Meta, the tech giant previously known as Facebook, revealed Monday that it's built one of the world's fastest supercomputers, a behemoth called the Research SuperCluster, or RSC. With 6,080 graphics processing units packaged into 760 Nvidia A100 modules, it's the fastest machine built for AI tasks, Chief Executive Mark Zuckerberg says.
That processing power is in the same league as the Perlmutter supercomputer, which uses more than 6,000 of the same Nvidia GPUs and currently ranks as the world's fifth fastest supercomputer. And in a second phase, Meta plans to boost performance by a factor of 2.5 with an expansion to 16,000 GPUs this year.
Meta will use RSC for a host of research projects that require next-level performance, such as "multimodal" AI that bases conclusions on a combination of sound, imagery and actions instead of just one type of input data. That could be helpful for dealing with the subtleties of one of Facebook's big issues, spotting harmful content.
Meta, a top AI researcher, hopes the investment will pay off by using RSC to help build out the company's latest priority: the virtual realm it calls the metaverse. RSC could be powerful enough to simultaneously translate speech for a large group of individuals who each speak a different language.
"The experiences we're building for the metaverse require enormous compute power," Meta CEO Mark Zuckerberg said in a statement. "RSC will enable new AI models that can learn from trillions of examples, understand hundreds of languages and more."
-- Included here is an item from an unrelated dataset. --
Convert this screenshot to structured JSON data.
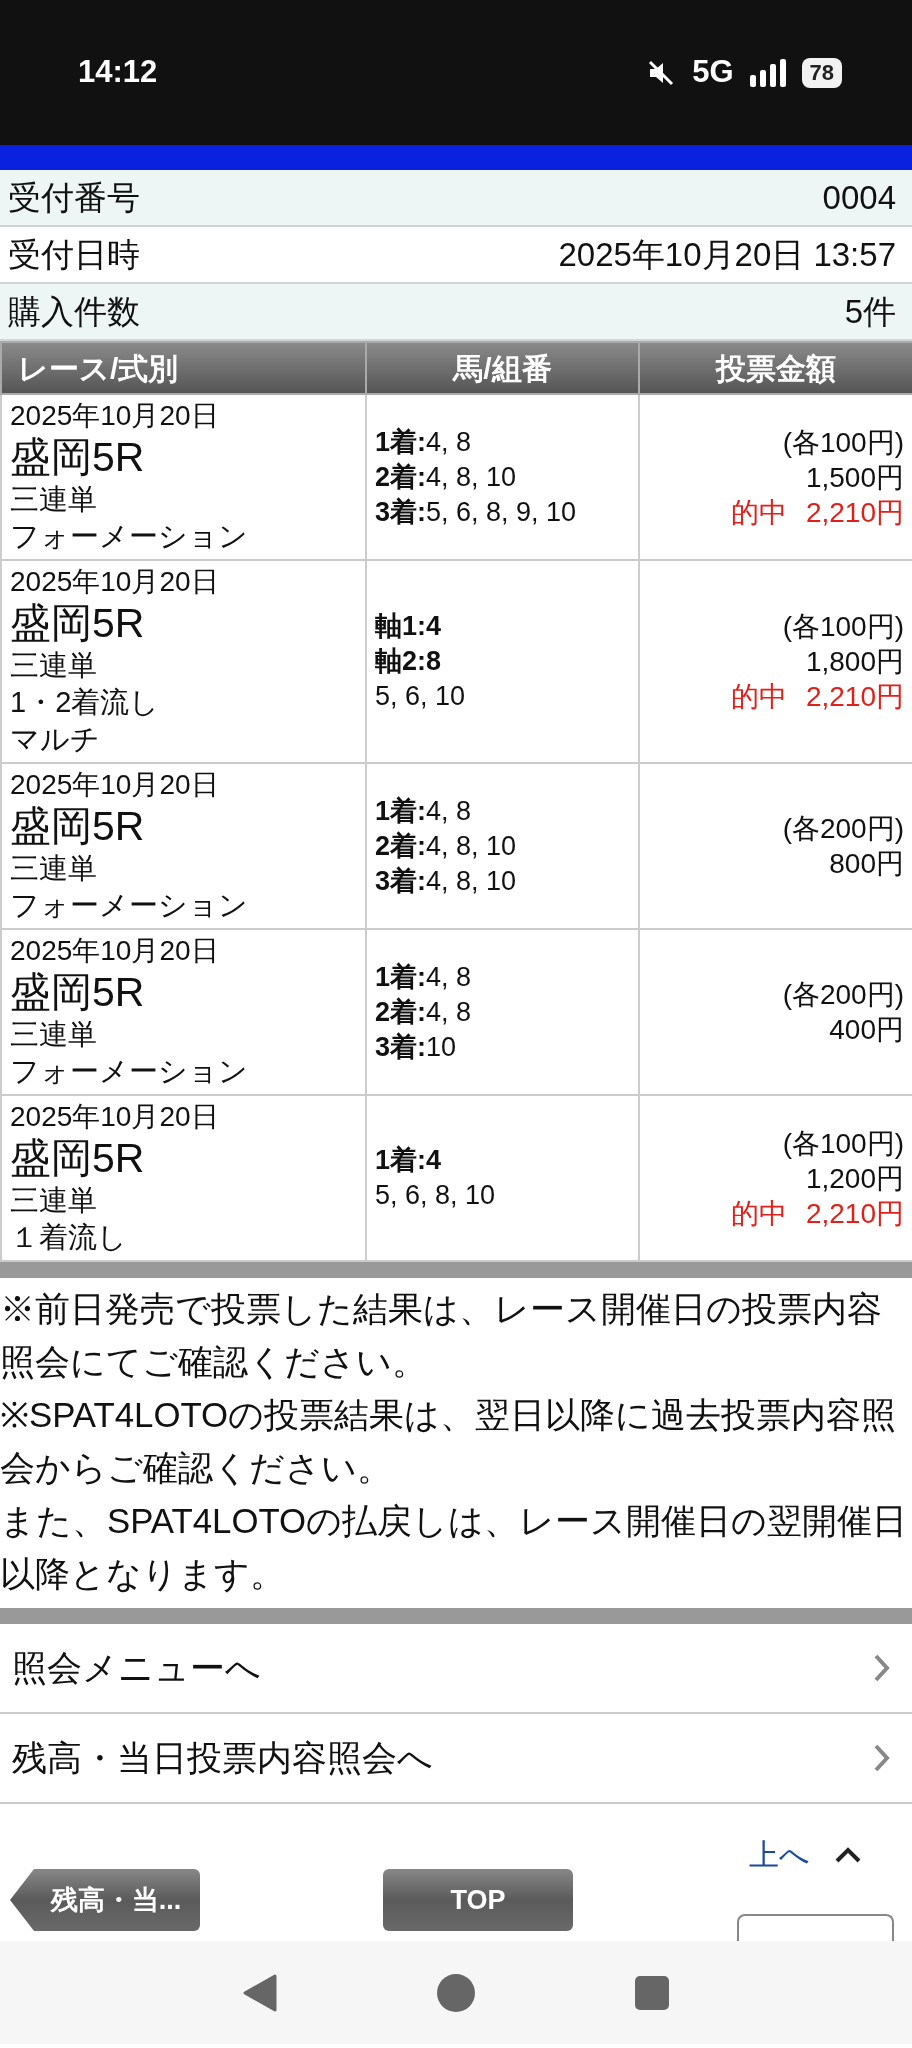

When it comes to one of the top uses of AI — training an AI system to recognize what's in a photo — RSC is about 20 times faster than its earlier 2017-era Nvidia machine, Meta researchers Kevin Lee and Shubho Sengupta said in a blog post. For decoding human speech, it's about three times faster.
The term artificial intelligence today typically refers to a method called machine learning or deep learning that processes data similarly to how human brains work. It's revolutionary because AI models are trained through exposure to real-world data. For example, AI can learn what cat faces look like by analyzing thousands of cat photos, in comparison to traditional programming where a developer would try to describe the full feline variety of fur, whiskers, eyes and ears.
RSC also could help a particularly thorny AI problem that Meta calls self-supervised learning. AI models are trained today based on carefully annotated data. For example, stop signs are labeled in photos used to train autonomous vehicles AI, and a transcript accompanies the audio used to train speech recognition AI. The more difficult task of self-supervised training uses raw, unlabeled data instead. So far, that's an area in which humans still have an edge over computers.
Meta and other AI proponents have shown that training AI models with ever larger data sets produces better results. Training AI models takes vastly more computing horsepower than running those models, which is why iPhones can unlock when they recognize your face without requiring a connection to a data center packed with servers.
Supercomputer designers customize their machines by picking the right balance of memory, GPU performance, CPU performance, power consumption and internal data pathways. In today's AI, the star of the show is often the GPU, a type of processor originally developed for accelerating graphics but now used for many other computing chores.
Nvidia's cutting-edge A100 chips are geared specifically for AI and other heavy-duty data center tasks. Big companies like Google, as well as a host of startups, are working on dedicated AI processors, some of them the largest chips ever built. Facebook prefers the relatively flexible A100 GPU foundation because, when combined with Facebook's own PyTorch AI software, it's the most productive environment for developers, the company believes.